### Exercise prompt:
Would you write out all of the data exactly as it appears below?

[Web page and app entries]
============

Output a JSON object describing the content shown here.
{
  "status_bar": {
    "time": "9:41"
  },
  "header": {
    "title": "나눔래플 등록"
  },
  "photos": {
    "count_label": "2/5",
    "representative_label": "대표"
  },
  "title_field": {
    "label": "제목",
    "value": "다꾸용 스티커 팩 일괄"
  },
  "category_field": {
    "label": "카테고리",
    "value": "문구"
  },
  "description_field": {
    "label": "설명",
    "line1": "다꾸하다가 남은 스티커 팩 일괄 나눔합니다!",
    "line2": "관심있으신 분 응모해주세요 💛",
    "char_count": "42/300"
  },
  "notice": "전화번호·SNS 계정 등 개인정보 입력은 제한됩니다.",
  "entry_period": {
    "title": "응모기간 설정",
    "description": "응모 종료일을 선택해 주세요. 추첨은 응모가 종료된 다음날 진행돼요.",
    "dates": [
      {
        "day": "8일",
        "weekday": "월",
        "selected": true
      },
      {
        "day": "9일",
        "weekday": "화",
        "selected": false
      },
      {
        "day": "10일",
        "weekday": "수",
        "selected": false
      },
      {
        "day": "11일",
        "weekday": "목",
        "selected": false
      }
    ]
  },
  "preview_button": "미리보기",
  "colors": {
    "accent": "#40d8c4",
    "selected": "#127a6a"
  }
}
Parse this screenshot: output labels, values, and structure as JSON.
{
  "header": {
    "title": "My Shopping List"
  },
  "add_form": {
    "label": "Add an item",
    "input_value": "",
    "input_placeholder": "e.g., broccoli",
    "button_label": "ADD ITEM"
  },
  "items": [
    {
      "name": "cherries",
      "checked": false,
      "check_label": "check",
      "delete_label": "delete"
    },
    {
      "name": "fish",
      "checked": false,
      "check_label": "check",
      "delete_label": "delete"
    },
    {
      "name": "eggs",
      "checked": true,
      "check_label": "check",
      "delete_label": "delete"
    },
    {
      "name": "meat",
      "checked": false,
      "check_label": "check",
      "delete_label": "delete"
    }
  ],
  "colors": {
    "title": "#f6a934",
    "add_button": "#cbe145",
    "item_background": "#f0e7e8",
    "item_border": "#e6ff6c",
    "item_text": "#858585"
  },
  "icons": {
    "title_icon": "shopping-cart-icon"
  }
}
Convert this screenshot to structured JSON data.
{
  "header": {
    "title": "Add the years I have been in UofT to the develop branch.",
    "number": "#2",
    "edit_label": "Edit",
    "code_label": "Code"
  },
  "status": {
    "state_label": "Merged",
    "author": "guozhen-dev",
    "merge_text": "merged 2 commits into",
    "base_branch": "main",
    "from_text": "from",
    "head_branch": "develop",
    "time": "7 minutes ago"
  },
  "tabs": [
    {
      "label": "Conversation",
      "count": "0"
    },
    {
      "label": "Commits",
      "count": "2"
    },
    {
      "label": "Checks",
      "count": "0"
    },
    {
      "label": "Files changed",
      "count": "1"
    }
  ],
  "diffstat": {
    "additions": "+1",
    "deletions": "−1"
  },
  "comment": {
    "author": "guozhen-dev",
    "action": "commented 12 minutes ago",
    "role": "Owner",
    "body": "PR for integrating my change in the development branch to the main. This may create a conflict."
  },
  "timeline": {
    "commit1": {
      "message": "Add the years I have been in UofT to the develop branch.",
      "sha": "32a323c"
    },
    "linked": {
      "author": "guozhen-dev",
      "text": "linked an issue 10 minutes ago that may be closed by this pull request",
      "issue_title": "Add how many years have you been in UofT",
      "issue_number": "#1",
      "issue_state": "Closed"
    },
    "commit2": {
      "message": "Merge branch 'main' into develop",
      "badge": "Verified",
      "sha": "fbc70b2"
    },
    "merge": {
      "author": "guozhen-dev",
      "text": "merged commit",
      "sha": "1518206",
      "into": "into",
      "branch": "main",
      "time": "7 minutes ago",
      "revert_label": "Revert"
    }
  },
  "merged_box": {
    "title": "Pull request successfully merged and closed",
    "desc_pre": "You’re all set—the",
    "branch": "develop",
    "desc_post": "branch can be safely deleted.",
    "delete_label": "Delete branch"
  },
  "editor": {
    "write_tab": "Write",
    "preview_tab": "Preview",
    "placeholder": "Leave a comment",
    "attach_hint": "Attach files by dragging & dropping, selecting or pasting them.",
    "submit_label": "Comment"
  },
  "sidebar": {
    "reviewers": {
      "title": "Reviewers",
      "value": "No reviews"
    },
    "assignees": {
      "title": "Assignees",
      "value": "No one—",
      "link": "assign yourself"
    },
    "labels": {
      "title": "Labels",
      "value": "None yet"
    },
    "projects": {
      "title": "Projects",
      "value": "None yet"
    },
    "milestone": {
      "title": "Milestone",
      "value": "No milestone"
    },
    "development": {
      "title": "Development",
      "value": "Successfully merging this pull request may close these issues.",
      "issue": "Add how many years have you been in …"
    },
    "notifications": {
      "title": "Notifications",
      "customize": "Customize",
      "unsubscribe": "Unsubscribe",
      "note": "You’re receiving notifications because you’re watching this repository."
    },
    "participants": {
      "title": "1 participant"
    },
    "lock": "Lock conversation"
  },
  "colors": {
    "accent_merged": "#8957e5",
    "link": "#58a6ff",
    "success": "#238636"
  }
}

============

### Answer section:
Output a JSON object describing the content shown here.
{
  "status_bar": {
    "time": "9:41"
  },
  "header": {
    "title": "나눔래플 등록"
  },
  "photos": {
    "count_label": "2/5",
    "representative_label": "대표"
  },
  "title_field": {
    "label": "제목",
    "value": "다꾸용 스티커 팩 일괄"
  },
  "category_field": {
    "label": "카테고리",
    "value": "문구"
  },
  "description_field": {
    "label": "설명",
    "line1": "다꾸하다가 남은 스티커 팩 일괄 나눔합니다!",
    "line2": "관심있으신 분 응모해주세요 💛",
    "char_count": "42/300"
  },
  "notice": "전화번호·SNS 계정 등 개인정보 입력은 제한됩니다.",
  "entry_period": {
    "title": "응모기간 설정",
    "description": "응모 종료일을 선택해 주세요. 추첨은 응모가 종료된 다음날 진행돼요.",
    "dates": [
      {
        "day": "8일",
        "weekday": "월",
        "selected": true
      },
      {
        "day": "9일",
        "weekday": "화",
        "selected": false
      },
      {
        "day": "10일",
        "weekday": "수",
        "selected": false
      },
      {
        "day": "11일",
        "weekday": "목",
        "selected": false
      }
    ]
  },
  "preview_button": "미리보기",
  "colors": {
    "accent": "#40d8c4",
    "selected": "#127a6a"
  }
}
Parse this screenshot: output labels, values, and structure as JSON.
{
  "header": {
    "title": "My Shopping List"
  },
  "add_form": {
    "label": "Add an item",
    "input_value": "",
    "input_placeholder": "e.g., broccoli",
    "button_label": "ADD ITEM"
  },
  "items": [
    {
      "name": "cherries",
      "checked": false,
      "check_label": "check",
      "delete_label": "delete"
    },
    {
      "name": "fish",
      "checked": false,
      "check_label": "check",
      "delete_label": "delete"
    },
    {
      "name": "eggs",
      "checked": true,
      "check_label": "check",
      "delete_label": "delete"
    },
    {
      "name": "meat",
      "checked": false,
      "check_label": "check",
      "delete_label": "delete"
    }
  ],
  "colors": {
    "title": "#f6a934",
    "add_button": "#cbe145",
    "item_background": "#f0e7e8",
    "item_border": "#e6ff6c",
    "item_text": "#858585"
  },
  "icons": {
    "title_icon": "shopping-cart-icon"
  }
}
Convert this screenshot to structured JSON data.
{
  "header": {
    "title": "Add the years I have been in UofT to the develop branch.",
    "number": "#2",
    "edit_label": "Edit",
    "code_label": "Code"
  },
  "status": {
    "state_label": "Merged",
    "author": "guozhen-dev",
    "merge_text": "merged 2 commits into",
    "base_branch": "main",
    "from_text": "from",
    "head_branch": "develop",
    "time": "7 minutes ago"
  },
  "tabs": [
    {
      "label": "Conversation",
      "count": "0"
    },
    {
      "label": "Commits",
      "count": "2"
    },
    {
      "label": "Checks",
      "count": "0"
    },
    {
      "label": "Files changed",
      "count": "1"
    }
  ],
  "diffstat": {
    "additions": "+1",
    "deletions": "−1"
  },
  "comment": {
    "author": "guozhen-dev",
    "action": "commented 12 minutes ago",
    "role": "Owner",
    "body": "PR for integrating my change in the development branch to the main. This may create a conflict."
  },
  "timeline": {
    "commit1": {
      "message": "Add the years I have been in UofT to the develop branch.",
      "sha": "32a323c"
    },
    "linked": {
      "author": "guozhen-dev",
      "text": "linked an issue 10 minutes ago that may be closed by this pull request",
      "issue_title": "Add how many years have you been in UofT",
      "issue_number": "#1",
      "issue_state": "Closed"
    },
    "commit2": {
      "message": "Merge branch 'main' into develop",
      "badge": "Verified",
      "sha": "fbc70b2"
    },
    "merge": {
      "author": "guozhen-dev",
      "text": "merged commit",
      "sha": "1518206",
      "into": "into",
      "branch": "main",
      "time": "7 minutes ago",
      "revert_label": "Revert"
    }
  },
  "merged_box": {
    "title": "Pull request successfully merged and closed",
    "desc_pre": "You’re all set—the",
    "branch": "develop",
    "desc_post": "branch can be safely deleted.",
    "delete_label": "Delete branch"
  },
  "editor": {
    "write_tab": "Write",
    "preview_tab": "Preview",
    "placeholder": "Leave a comment",
    "attach_hint": "Attach files by dragging & dropping, selecting or pasting them.",
    "submit_label": "Comment"
  },
  "sidebar": {
    "reviewers": {
      "title": "Reviewers",
      "value": "No reviews"
    },
    "assignees": {
      "title": "Assignees",
      "value": "No one—",
      "link": "assign yourself"
    },
    "labels": {
      "title": "Labels",
      "value": "None yet"
    },
    "projects": {
      "title": "Projects",
      "value": "None yet"
    },
    "milestone": {
      "title": "Milestone",
      "value": "No milestone"
    },
    "development": {
      "title": "Development",
      "value": "Successfully merging this pull request may close these issues.",
      "issue": "Add how many years have you been in …"
    },
    "notifications": {
      "title": "Notifications",
      "customize": "Customize",
      "unsubscribe": "Unsubscribe",
      "note": "You’re receiving notifications because you’re watching this repository."
    },
    "participants": {
      "title": "1 participant"
    },
    "lock": "Lock conversation"
  },
  "colors": {
    "accent_merged": "#8957e5",
    "link": "#58a6ff",
    "success": "#238636"
  }
}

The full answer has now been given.